Through its GTC program, the CFPB provides its employees with the necessary resources to arrange and pay for official business travel and other travel-related expenses and receive reimbursements for authorized expenses. The CFPB's Travel and Relocation Office (Travel Office), within the Office of the Chief Financial Officer, oversees the GTC program. In fiscal year 2012, the CFPB spent more than $10 million, or about 3 percent of its incurred expenses, on travel. As of April 30, 2013, the CFPB had 743 active cardholder accounts.


Overall, internal controls for the CFPB GTC program should be strengthened to ensure program integrity. While controls over the GTC issuance process were designed and operating effectively, we found that controls are not designed or operating effectively to (1) prevent and detect fraudulent or unauthorized use of GTCs and (2) provide reasonable assurance that cards are properly monitored and closed out. Specifically, we found the following:

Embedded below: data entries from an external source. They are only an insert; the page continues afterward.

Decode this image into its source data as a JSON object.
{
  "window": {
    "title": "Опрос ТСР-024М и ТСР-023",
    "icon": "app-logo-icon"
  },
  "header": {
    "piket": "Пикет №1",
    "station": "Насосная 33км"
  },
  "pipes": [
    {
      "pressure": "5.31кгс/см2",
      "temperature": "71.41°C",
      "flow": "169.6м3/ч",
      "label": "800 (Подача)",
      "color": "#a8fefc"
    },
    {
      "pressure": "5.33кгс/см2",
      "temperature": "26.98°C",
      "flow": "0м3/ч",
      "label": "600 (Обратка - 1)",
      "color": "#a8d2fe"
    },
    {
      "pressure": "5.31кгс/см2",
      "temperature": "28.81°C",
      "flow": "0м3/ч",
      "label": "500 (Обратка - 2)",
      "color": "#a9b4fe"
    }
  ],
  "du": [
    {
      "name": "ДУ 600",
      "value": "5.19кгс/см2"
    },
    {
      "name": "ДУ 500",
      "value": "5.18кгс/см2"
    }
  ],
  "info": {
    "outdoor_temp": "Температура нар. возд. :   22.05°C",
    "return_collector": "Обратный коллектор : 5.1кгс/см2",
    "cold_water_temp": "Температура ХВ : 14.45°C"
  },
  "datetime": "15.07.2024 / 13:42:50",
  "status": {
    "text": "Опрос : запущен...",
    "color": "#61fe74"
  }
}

  • Cardholders charged approximately $1,880 in unauthorized transactions on their GTCs.
  • Cardholders claimed and received reimbursement for $320 in unallowable laundry and dry-cleaning transactions and $324 in potentially unallowable transactions for lodging and meals and incidental expenses.
  • The Travel Office did not ensure that cardholders could not exceed their daily cash-advance limit.
  • The Travel Office did not ensure that GTC accounts for separated employees were closed in a timely manner.
  • The Travel Office did not approve travel vouchers in a timely manner and send past-due account notifications to cardholders, their supervisors, the Chief Financial Officer, and the Office of Human Capital, as appropriate.
  • The Travel Office, cardholders, and cardholders' supervisors did not properly submit or approve Travel Approval Forms and travel authorizations.

For our findings that are based on sample testing, the results cannot be projected to the entire population because we did not use statistical sampling. Total noncompliance may be greater than our results indicate.

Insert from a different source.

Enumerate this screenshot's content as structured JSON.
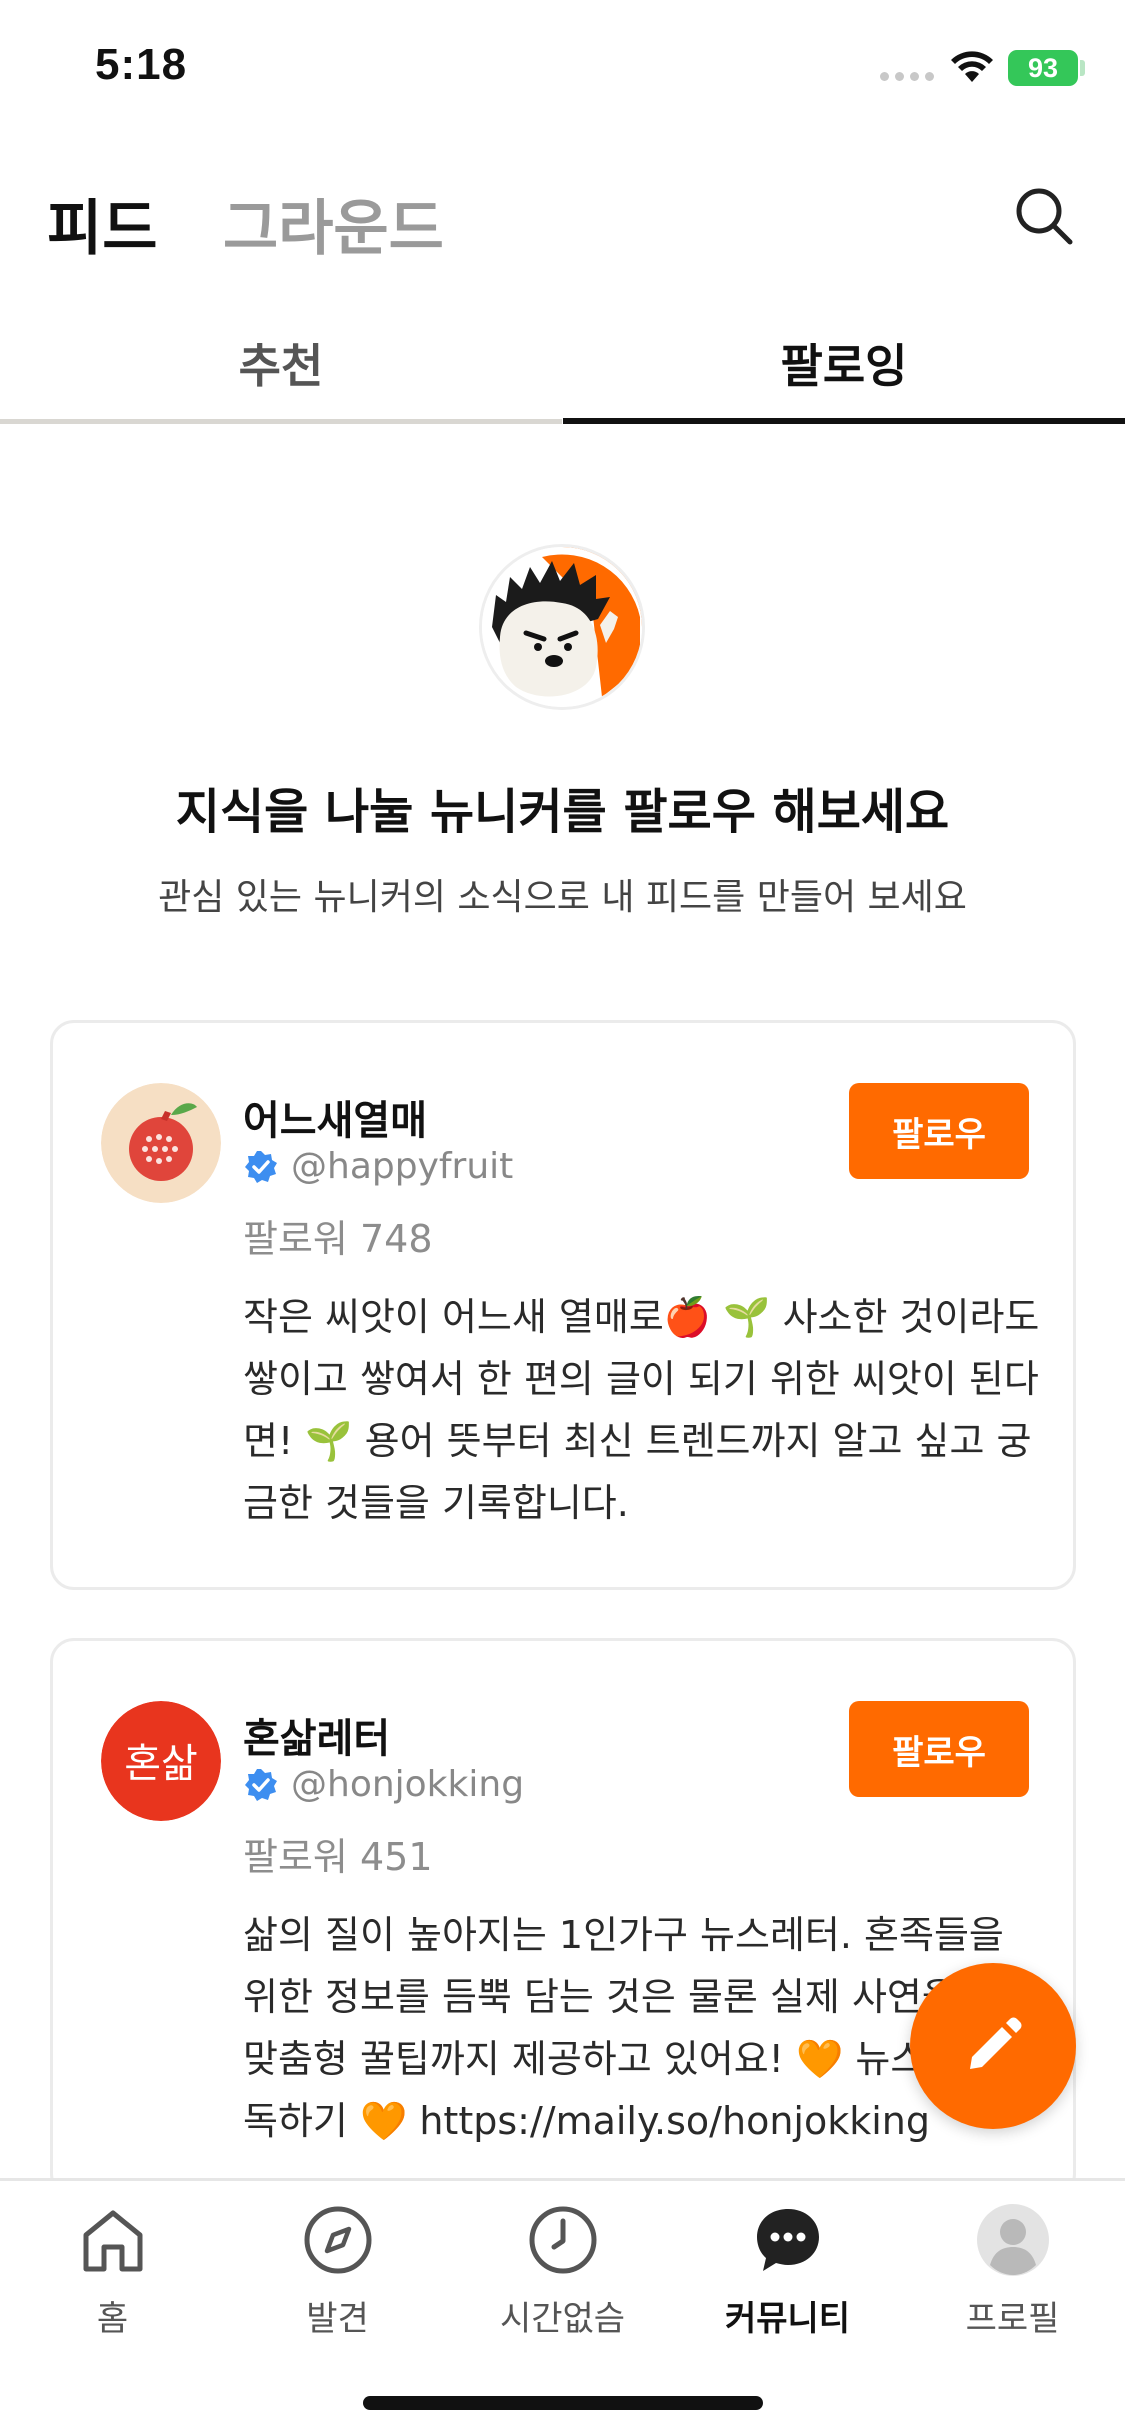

Our report includes 14 recommendations designed to assist the CFPB in strengthening its internal controls over the GTC program. We recommend that the Chief Financial Officer collect reimbursements from cardholders who received payments for unallowable expenses. We also recommend that cardholders' supervisors review and approve travel authorizations and travel vouchers. Further, we recommend that the Travel Office provide periodic refresher training for cardholders and their supervisors on the proper use of the GTC and the Travel Card policy and procedure, and ensure proper monitoring of the GTC. In its response to a draft of our report, the CFPB concurred with our recommendations and noted that it is taking actions to implement them.